Undoubtedly, there’s a political animal on your gift list who didn’t get enough politics this year. Fear not! Man of the World: The Further Endeavors of Bill Clinton by Joe Conason will let you check off another name. This book takes a look at Clinton ’s work in his post-presidential years. If your giftee is still wondering what happened this political year, you can’t go wrong with The Year of Voting Dangerously by Maureen Dowd. It’s a book filled with essays by the woman who’s covered elections for the past nine presidents. Nope, can’t go wrong here.
What’s it like to feed the people in America ’s largest city? Your giftee won’t be able to wait to read Food and the City by Ina Yalof, a book about the chefs, cooks, street vendors, and others who serve up apples (and more) in the Big Apple. To make it an even tastier gift, pair it with The Book of Spice by John O’Connell, a book about all the things that make meals zestier.

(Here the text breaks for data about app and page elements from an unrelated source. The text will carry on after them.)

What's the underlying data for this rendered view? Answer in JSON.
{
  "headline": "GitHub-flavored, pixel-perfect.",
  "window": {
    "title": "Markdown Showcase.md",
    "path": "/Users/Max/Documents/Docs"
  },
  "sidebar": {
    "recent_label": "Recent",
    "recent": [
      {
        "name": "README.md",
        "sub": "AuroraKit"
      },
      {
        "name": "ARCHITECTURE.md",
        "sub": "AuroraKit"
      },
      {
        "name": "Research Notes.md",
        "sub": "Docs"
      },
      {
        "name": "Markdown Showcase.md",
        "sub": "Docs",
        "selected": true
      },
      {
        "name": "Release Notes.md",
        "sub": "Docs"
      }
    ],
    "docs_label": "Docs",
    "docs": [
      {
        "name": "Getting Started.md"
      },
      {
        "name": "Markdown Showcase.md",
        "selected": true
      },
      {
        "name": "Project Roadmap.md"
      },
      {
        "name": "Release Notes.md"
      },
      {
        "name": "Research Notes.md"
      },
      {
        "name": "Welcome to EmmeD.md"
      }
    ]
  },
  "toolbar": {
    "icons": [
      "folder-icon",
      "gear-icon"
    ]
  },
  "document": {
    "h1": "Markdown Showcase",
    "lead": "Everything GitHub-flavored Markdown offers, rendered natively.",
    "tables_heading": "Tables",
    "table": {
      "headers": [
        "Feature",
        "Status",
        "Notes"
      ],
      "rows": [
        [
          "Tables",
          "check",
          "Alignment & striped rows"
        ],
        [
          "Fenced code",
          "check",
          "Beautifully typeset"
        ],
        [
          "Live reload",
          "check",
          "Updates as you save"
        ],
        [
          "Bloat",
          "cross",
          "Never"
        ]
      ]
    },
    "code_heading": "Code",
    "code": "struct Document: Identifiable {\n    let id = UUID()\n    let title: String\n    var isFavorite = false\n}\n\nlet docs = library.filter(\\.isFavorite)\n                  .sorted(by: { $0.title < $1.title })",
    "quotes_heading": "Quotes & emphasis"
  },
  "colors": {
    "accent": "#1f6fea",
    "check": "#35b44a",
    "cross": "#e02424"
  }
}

MUSIC / MOVIES / TV
There’s someone on your gift list who loves music of all kinds, and They Call Me Supermensch by Shep Gordon will be a welcome gift. Gordon was a manager for a number of Big Name music acts, as well as an innovator in the entertainment industry. Who can resist a book like that? Nobody, especially when you wrap it up with another mensch-y book, Seinfeldia by Jennifer Keishin Armstrong. It’s a book about “nothing,” which surely became a great big something.
For the midnight-movie fan who can’t get enough of toast or Janet, The Rocky Horror Picture Show FAQ by Dave Thompson is exactly what you want to give. This book is absolutely jammed with facts, stories, fun-to-know details, everything you ever wanted to know about Frank-N-Furter and more.
Want to see the biggest smile ever? For the fan of the newest Pulitzer Prize Winner for Literature, buy Bob Dylan: The Lyrics 1961-2012. This book is huge — at nearly 700 pages and weighing, well, let’s just say the reindeer will complain and it’s also on the spendy side but if you’ve got a Dylan fan on your list, this will get you hugs through at least Independence Day. And for an even better gift, you may want to pair it with Madonnaland and Other Detours Into Fame and Fandom by Alina Simone. It’s a look at The Material Girl, music, and being a rock star.
Who loves reading about the Civil War? Your giftee, that’s who – so you’ll want to get City of Sedition: The History of New York City During the Civil War by John Strausbaugh. New York played a major part, behind-the-scenes, in what happened during the War Between the States. Another volume on the war is just what your giftee wants this year. If there’s a social studies fan on your list, make White Trash by Nancy Isenberg the gift you give. It’s a look at poverty, class, American caste and how it’s been perceived for the last 240 years. The Downton Abbey fan on your gift list will love Mind Your Manors by Lucy Lethbridge, a book about keeping house (or would that be mansion?) in Great Britain in times gone by.
CHILDREN’S PICTURE BOOKS
The kid who already misses Halloween will love Peep and Egg: I’m Not Trick-or-Treating by Laura Gehl, pictures by Joyce Wan. It’s a tale of two friends, one of whom has a stubborn streak and is easy to scare. For the budding fashionista on your list, D is for Dress-Up by Maria Carluccio will be a welcome gift. Starting with “A,” of course and moving through guess-what-Z-word, this book doubles as a great learn-the-alphabet gift, too.
For the little one whose get-up-and-go never got up in the first place, Schnitzel: A Cautionary Tale for Lazy Louts by Stephanie Shaw, illustrated by Kevin M. Barry will be a great gift. It’s a tale of a wizard’s apprentice who takes a very ill-fated shortcut. For the child who loves nighttime, Max at Night by Ed Vere will be a great gift. It’s the story of a cat who has a very special friend. Unfortunately, the friend only comes around a few times a month.
— Terri Schlichenmeyer